In a quote to the Current a publishing division of UC Santa Barbara Ben Mazin, who is the current Worster Chair in Experimental Physics at UCSB says:

"Taking a picture of an exoplanet is extremely challenging because the star is much brighter than the planet, and the planet is very close to the star... "This technology will lower the contrast floor so that we can detect fainter planets... We hope to approach the photon noise limit, which will give us contrast ratios close to 10-8, allowing us to see planets 100 million times fainter than the star. At those contrast levels, we can see some planets in reflected light, which opens up a whole new domain of planets to explore. The really exciting thing is that this is a technology pathfinder for the next generation of telescopes."

DARKNESS was designed specifically for the 200-inch Hale telescope at the Palomar Observatory in Southern California. It uses as a focal-plane wave-front sensor combined with a camera that measures light from planets and starts with such speed that it can adjust the light collecting mirror on it an incredible 2,000 times per second. That speed and accuracy give it an unparalleled level of precision which can help alleviate atmospheric distortions. One of the biggest advantages of DARKNESS is that it doesn't produce any dark noise.
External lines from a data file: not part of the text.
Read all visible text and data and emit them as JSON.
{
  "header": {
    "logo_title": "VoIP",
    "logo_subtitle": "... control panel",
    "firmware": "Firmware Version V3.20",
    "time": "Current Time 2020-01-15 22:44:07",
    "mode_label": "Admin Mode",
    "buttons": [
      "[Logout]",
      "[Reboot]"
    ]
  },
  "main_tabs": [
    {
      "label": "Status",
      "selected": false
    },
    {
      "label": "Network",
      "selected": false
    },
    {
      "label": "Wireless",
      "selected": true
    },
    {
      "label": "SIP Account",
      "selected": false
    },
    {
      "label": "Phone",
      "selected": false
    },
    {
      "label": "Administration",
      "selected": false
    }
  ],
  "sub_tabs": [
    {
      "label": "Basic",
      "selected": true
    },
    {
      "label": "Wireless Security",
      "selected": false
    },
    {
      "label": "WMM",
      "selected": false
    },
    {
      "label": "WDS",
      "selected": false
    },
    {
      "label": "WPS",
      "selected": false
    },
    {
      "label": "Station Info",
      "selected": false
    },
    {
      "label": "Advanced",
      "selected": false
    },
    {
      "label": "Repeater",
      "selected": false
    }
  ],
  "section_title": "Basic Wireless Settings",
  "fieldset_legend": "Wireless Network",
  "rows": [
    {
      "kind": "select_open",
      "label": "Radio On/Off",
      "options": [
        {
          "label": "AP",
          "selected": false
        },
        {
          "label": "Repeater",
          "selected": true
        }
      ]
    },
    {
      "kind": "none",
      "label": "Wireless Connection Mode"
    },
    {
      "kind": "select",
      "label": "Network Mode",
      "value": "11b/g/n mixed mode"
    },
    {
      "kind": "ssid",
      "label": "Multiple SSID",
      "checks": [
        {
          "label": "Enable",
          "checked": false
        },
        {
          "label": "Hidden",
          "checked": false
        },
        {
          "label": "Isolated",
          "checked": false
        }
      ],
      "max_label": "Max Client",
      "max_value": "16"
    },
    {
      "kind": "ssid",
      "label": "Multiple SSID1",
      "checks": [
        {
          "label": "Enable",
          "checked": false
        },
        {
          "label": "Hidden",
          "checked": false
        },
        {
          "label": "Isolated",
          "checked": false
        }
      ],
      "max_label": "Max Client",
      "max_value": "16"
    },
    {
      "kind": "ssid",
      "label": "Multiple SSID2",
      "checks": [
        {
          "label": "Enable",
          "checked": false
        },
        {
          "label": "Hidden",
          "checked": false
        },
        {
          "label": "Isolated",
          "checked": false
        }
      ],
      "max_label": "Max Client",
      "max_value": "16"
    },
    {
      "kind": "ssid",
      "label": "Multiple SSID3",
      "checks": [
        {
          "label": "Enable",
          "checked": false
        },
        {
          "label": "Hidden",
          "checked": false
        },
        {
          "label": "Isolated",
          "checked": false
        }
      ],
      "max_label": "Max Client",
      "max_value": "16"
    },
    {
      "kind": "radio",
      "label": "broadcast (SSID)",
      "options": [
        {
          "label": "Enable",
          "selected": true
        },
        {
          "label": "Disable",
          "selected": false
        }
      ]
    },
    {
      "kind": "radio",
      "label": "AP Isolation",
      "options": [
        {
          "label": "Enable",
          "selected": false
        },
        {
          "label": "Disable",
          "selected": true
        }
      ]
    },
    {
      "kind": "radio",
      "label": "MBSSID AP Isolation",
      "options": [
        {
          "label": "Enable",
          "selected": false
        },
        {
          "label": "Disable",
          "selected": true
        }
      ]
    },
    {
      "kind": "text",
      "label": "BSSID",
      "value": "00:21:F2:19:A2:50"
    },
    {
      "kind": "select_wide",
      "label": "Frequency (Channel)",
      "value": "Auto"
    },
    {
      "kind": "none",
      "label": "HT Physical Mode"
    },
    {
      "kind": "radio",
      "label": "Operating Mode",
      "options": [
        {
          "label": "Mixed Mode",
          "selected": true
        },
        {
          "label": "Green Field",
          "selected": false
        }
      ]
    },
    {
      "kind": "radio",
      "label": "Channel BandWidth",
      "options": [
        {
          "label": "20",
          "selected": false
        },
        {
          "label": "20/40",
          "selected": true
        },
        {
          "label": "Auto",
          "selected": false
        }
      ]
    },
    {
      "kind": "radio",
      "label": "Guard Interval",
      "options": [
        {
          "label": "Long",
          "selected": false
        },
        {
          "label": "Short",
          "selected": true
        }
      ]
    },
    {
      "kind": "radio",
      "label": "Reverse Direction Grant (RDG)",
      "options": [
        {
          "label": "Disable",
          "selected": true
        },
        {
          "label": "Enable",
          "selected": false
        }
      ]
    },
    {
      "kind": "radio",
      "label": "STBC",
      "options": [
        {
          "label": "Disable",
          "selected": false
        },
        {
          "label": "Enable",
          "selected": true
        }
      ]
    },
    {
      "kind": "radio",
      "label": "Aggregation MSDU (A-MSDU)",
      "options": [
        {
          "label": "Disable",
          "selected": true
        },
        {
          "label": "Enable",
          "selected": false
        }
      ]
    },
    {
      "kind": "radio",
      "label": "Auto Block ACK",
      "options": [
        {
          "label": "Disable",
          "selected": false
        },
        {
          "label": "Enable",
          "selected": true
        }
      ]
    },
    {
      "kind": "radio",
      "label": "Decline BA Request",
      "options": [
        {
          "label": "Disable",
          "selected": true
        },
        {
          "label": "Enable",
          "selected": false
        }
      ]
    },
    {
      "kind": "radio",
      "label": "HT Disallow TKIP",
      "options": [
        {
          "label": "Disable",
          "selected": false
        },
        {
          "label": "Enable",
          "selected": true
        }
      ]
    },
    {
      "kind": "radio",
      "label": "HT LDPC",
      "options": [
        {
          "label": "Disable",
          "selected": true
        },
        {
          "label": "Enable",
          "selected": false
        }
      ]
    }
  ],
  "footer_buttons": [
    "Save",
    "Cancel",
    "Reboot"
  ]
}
When there is no light the pixels are essentially off, eliminating noise that can cause inaccurate images.  

Don't expect to see a clear image from a sci-fi movie where you can see an alien going to work on a planet that's 1,000 light years away, but it's still incredibly exciting to know that one day soon we could know what an Earth-like planet that exists actually looks like without leaving the comfort of our own home.

Source: ASTRONOMY & UCSB